TASK GOAL ▸
Type out all the records word for word. Any pictures are to be left out.

RECORDS SHOWN ▸
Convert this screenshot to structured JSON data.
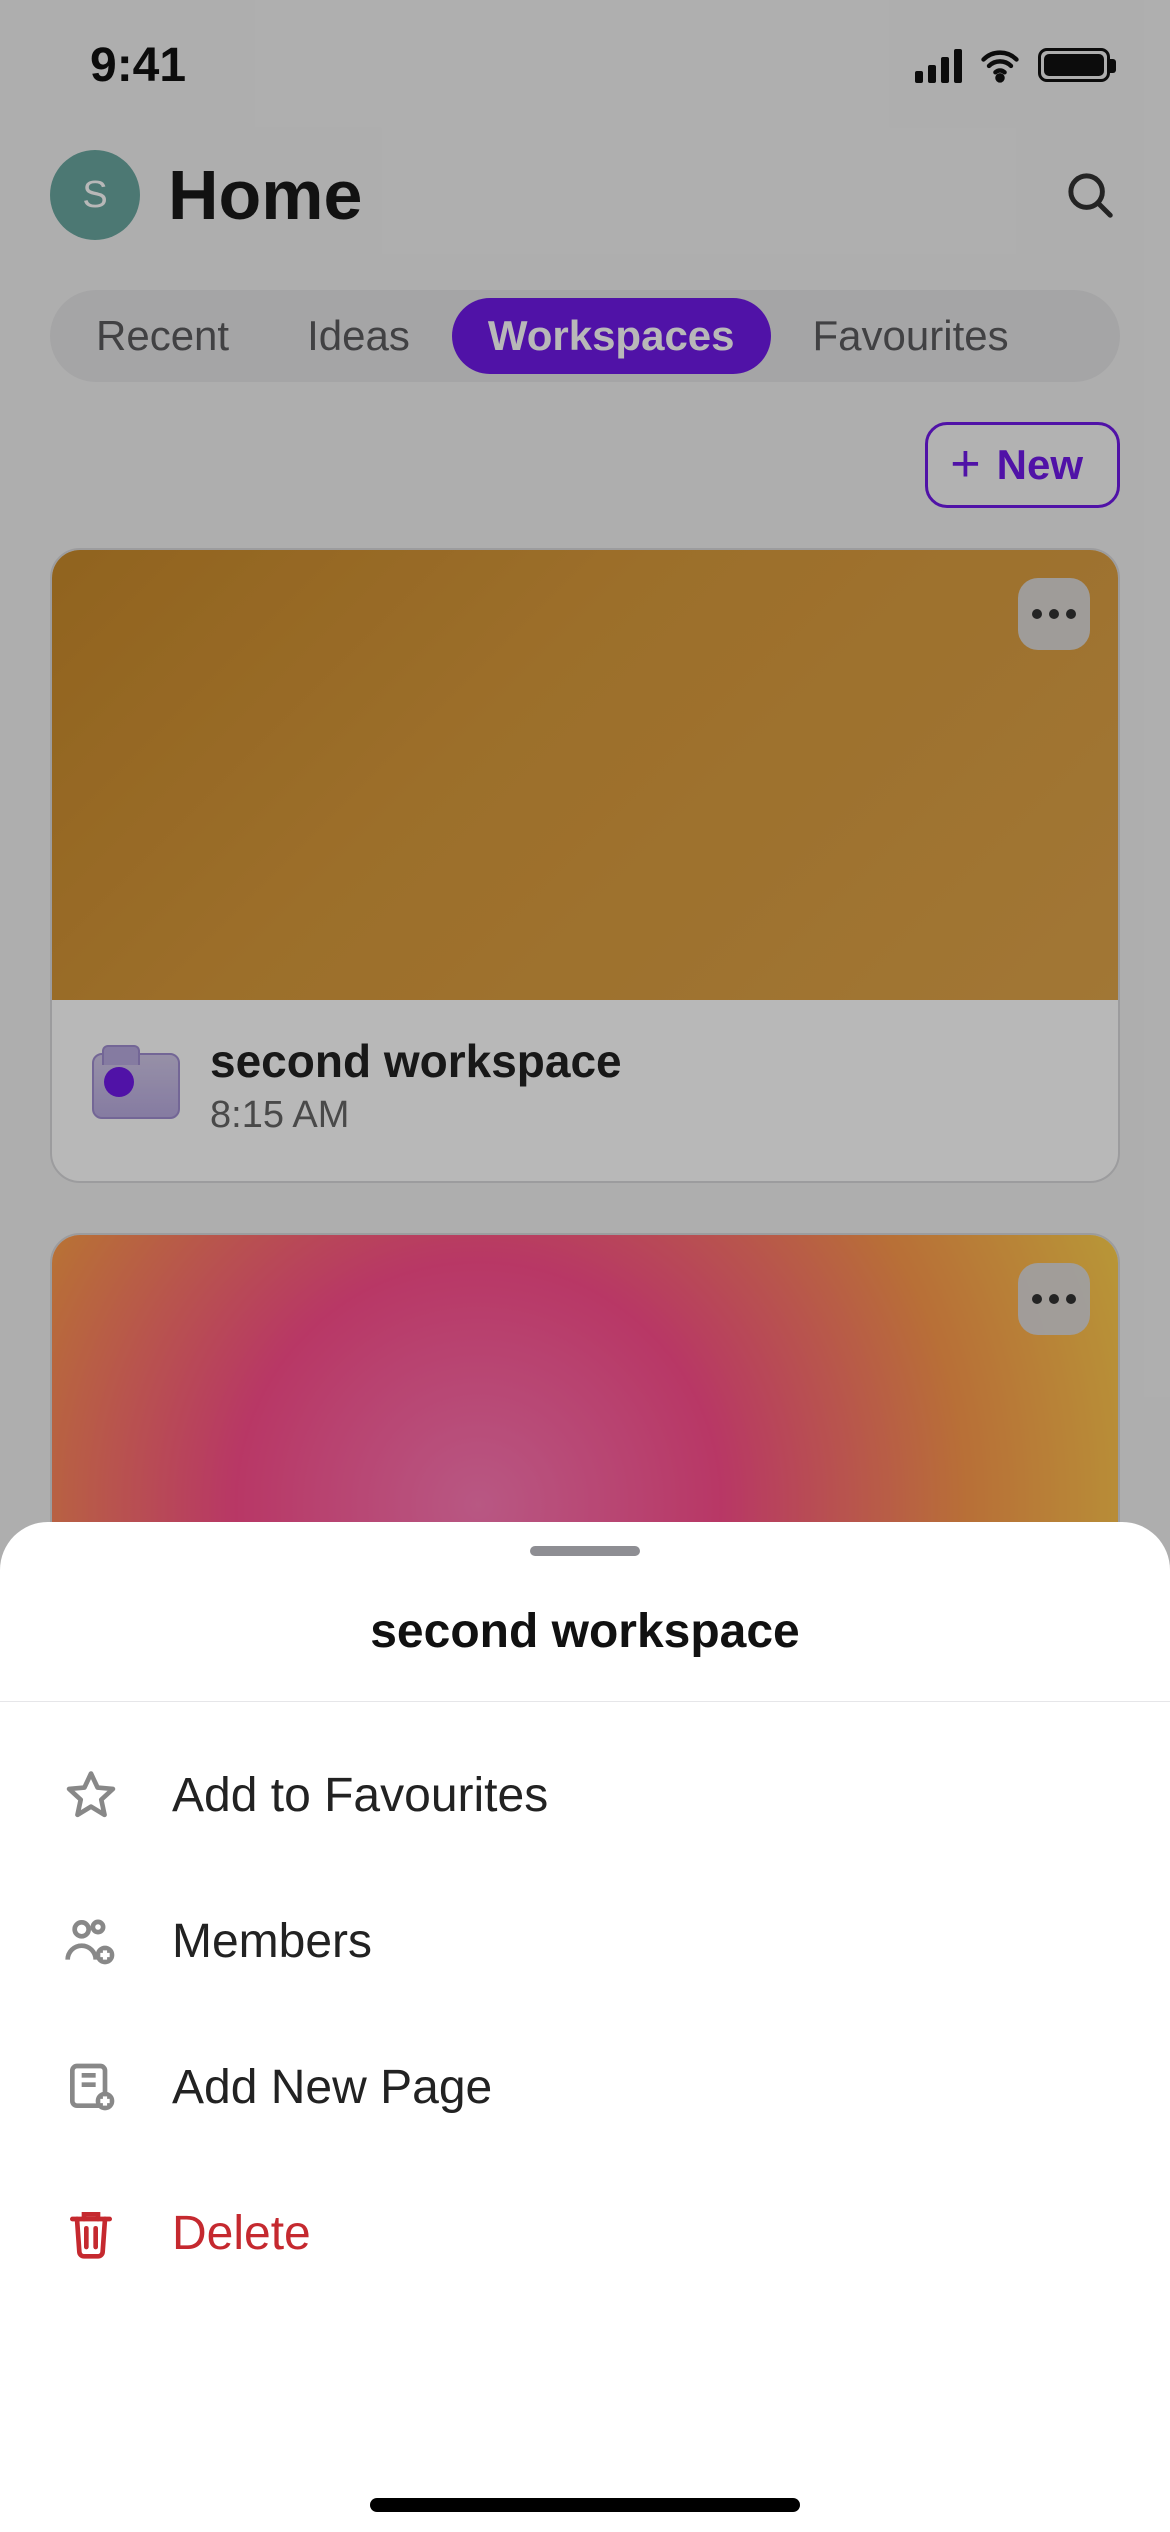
{
  "status": {
    "time": "9:41"
  },
  "header": {
    "avatar_initial": "S",
    "title": "Home"
  },
  "tabs": {
    "items": [
      {
        "label": "Recent"
      },
      {
        "label": "Ideas"
      },
      {
        "label": "Workspaces"
      },
      {
        "label": "Favourites"
      }
    ],
    "active_index": 2
  },
  "new_button": {
    "label": "New"
  },
  "workspaces": [
    {
      "title": "second workspace",
      "subtitle": "8:15 AM"
    }
  ],
  "sheet": {
    "title": "second workspace",
    "items": [
      {
        "key": "favourite",
        "label": "Add to Favourites"
      },
      {
        "key": "members",
        "label": "Members"
      },
      {
        "key": "add_page",
        "label": "Add New Page"
      },
      {
        "key": "delete",
        "label": "Delete"
      }
    ]
  },
  "colors": {
    "accent": "#6f19e8",
    "danger": "#c5292f"
  }
}
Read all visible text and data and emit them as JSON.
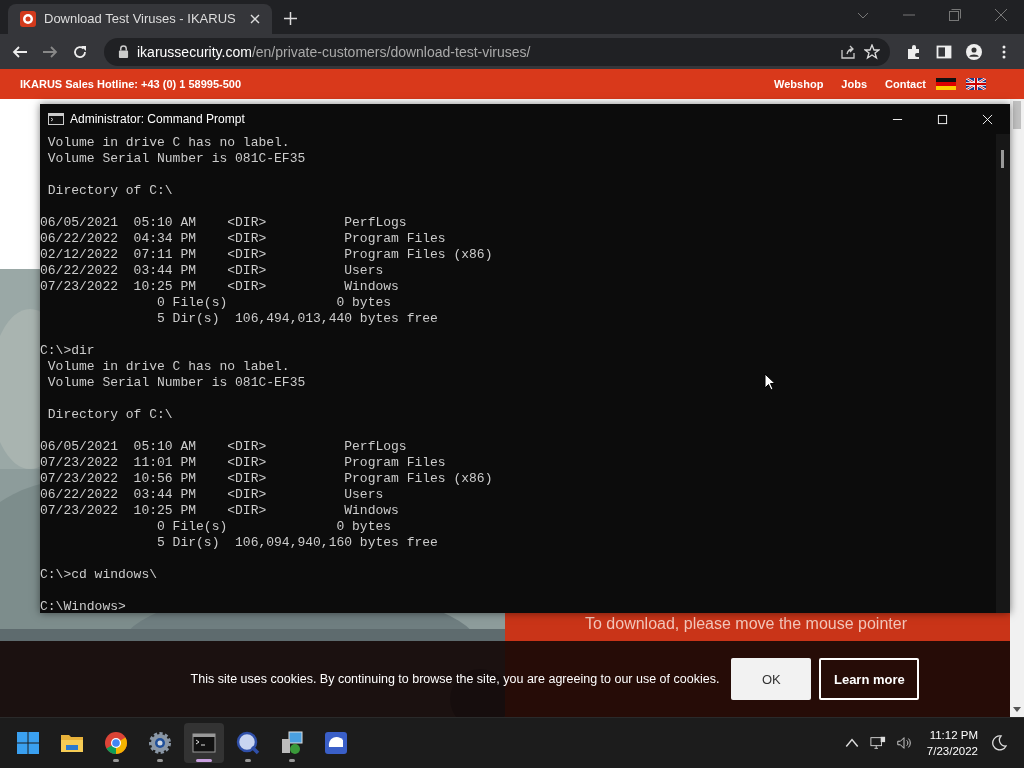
{
  "browser": {
    "tab": {
      "title": "Download Test Viruses - IKARUS",
      "selected": true
    },
    "url_host": "ikarussecurity.com",
    "url_path": "/en/private-customers/download-test-viruses/"
  },
  "site": {
    "hotline": "IKARUS Sales Hotline: +43 (0) 1 58995-500",
    "links": [
      "Webshop",
      "Jobs",
      "Contact"
    ],
    "panel_text": "To download, please move the mouse pointer"
  },
  "console": {
    "title": "Administrator: Command Prompt",
    "blocks": [
      [
        " Volume in drive C has no label.",
        " Volume Serial Number is 081C-EF35"
      ],
      [
        " Directory of C:\\"
      ],
      [
        "06/05/2021  05:10 AM    <DIR>          PerfLogs",
        "06/22/2022  04:34 PM    <DIR>          Program Files",
        "02/12/2022  07:11 PM    <DIR>          Program Files (x86)",
        "06/22/2022  03:44 PM    <DIR>          Users",
        "07/23/2022  10:25 PM    <DIR>          Windows",
        "               0 File(s)              0 bytes",
        "               5 Dir(s)  106,494,013,440 bytes free"
      ],
      [
        "C:\\>dir",
        " Volume in drive C has no label.",
        " Volume Serial Number is 081C-EF35"
      ],
      [
        " Directory of C:\\"
      ],
      [
        "06/05/2021  05:10 AM    <DIR>          PerfLogs",
        "07/23/2022  11:01 PM    <DIR>          Program Files",
        "07/23/2022  10:56 PM    <DIR>          Program Files (x86)",
        "06/22/2022  03:44 PM    <DIR>          Users",
        "07/23/2022  10:25 PM    <DIR>          Windows",
        "               0 File(s)              0 bytes",
        "               5 Dir(s)  106,094,940,160 bytes free"
      ],
      [
        "C:\\>cd windows\\"
      ],
      [
        "C:\\Windows>"
      ]
    ]
  },
  "cookie_banner": {
    "text": "This site uses cookies. By continuing to browse the site, you are agreeing to our use of cookies.",
    "buttons": [
      {
        "label": "OK",
        "kind": "primary"
      },
      {
        "label": "Learn more",
        "kind": "outline"
      }
    ]
  },
  "taskbar": {
    "apps": [
      {
        "kind": "start",
        "running": false,
        "selected": false
      },
      {
        "kind": "folder",
        "running": false,
        "selected": false
      },
      {
        "kind": "browser",
        "running": true,
        "selected": false
      },
      {
        "kind": "settings",
        "running": true,
        "selected": false
      },
      {
        "kind": "terminal",
        "running": true,
        "selected": true
      },
      {
        "kind": "magnifier",
        "running": true,
        "selected": false
      },
      {
        "kind": "installer",
        "running": true,
        "selected": false
      },
      {
        "kind": "remote",
        "running": false,
        "selected": false
      }
    ],
    "time": "11:12 PM",
    "date": "7/23/2022"
  }
}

ANSWER BELOW ▸
Convert this screenshot to structured JSON data.
{
  "status": {
    "time": "9:41"
  },
  "header": {
    "avatar_initial": "S",
    "title": "Home"
  },
  "tabs": {
    "items": [
      {
        "label": "Recent"
      },
      {
        "label": "Ideas"
      },
      {
        "label": "Workspaces"
      },
      {
        "label": "Favourites"
      }
    ],
    "active_index": 2
  },
  "new_button": {
    "label": "New"
  },
  "workspaces": [
    {
      "title": "second workspace",
      "subtitle": "8:15 AM"
    }
  ],
  "sheet": {
    "title": "second workspace",
    "items": [
      {
        "key": "favourite",
        "label": "Add to Favourites"
      },
      {
        "key": "members",
        "label": "Members"
      },
      {
        "key": "add_page",
        "label": "Add New Page"
      },
      {
        "key": "delete",
        "label": "Delete"
      }
    ]
  },
  "colors": {
    "accent": "#6f19e8",
    "danger": "#c5292f"
  }
}
Read all visible text and data and emit them as JSON.
{
  "browser": {
    "tab": {
      "title": "Download Test Viruses - IKARUS",
      "selected": true
    },
    "url_host": "ikarussecurity.com",
    "url_path": "/en/private-customers/download-test-viruses/"
  },
  "site": {
    "hotline": "IKARUS Sales Hotline: +43 (0) 1 58995-500",
    "links": [
      "Webshop",
      "Jobs",
      "Contact"
    ],
    "panel_text": "To download, please move the mouse pointer"
  },
  "console": {
    "title": "Administrator: Command Prompt",
    "blocks": [
      [
        " Volume in drive C has no label.",
        " Volume Serial Number is 081C-EF35"
      ],
      [
        " Directory of C:\\"
      ],
      [
        "06/05/2021  05:10 AM    <DIR>          PerfLogs",
        "06/22/2022  04:34 PM    <DIR>          Program Files",
        "02/12/2022  07:11 PM    <DIR>          Program Files (x86)",
        "06/22/2022  03:44 PM    <DIR>          Users",
        "07/23/2022  10:25 PM    <DIR>          Windows",
        "               0 File(s)              0 bytes",
        "               5 Dir(s)  106,494,013,440 bytes free"
      ],
      [
        "C:\\>dir",
        " Volume in drive C has no label.",
        " Volume Serial Number is 081C-EF35"
      ],
      [
        " Directory of C:\\"
      ],
      [
        "06/05/2021  05:10 AM    <DIR>          PerfLogs",
        "07/23/2022  11:01 PM    <DIR>          Program Files",
        "07/23/2022  10:56 PM    <DIR>          Program Files (x86)",
        "06/22/2022  03:44 PM    <DIR>          Users",
        "07/23/2022  10:25 PM    <DIR>          Windows",
        "               0 File(s)              0 bytes",
        "               5 Dir(s)  106,094,940,160 bytes free"
      ],
      [
        "C:\\>cd windows\\"
      ],
      [
        "C:\\Windows>"
      ]
    ]
  },
  "cookie_banner": {
    "text": "This site uses cookies. By continuing to browse the site, you are agreeing to our use of cookies.",
    "buttons": [
      {
        "label": "OK",
        "kind": "primary"
      },
      {
        "label": "Learn more",
        "kind": "outline"
      }
    ]
  },
  "taskbar": {
    "apps": [
      {
        "kind": "start",
        "running": false,
        "selected": false
      },
      {
        "kind": "folder",
        "running": false,
        "selected": false
      },
      {
        "kind": "browser",
        "running": true,
        "selected": false
      },
      {
        "kind": "settings",
        "running": true,
        "selected": false
      },
      {
        "kind": "terminal",
        "running": true,
        "selected": true
      },
      {
        "kind": "magnifier",
        "running": true,
        "selected": false
      },
      {
        "kind": "installer",
        "running": true,
        "selected": false
      },
      {
        "kind": "remote",
        "running": false,
        "selected": false
      }
    ],
    "time": "11:12 PM",
    "date": "7/23/2022"
  }
}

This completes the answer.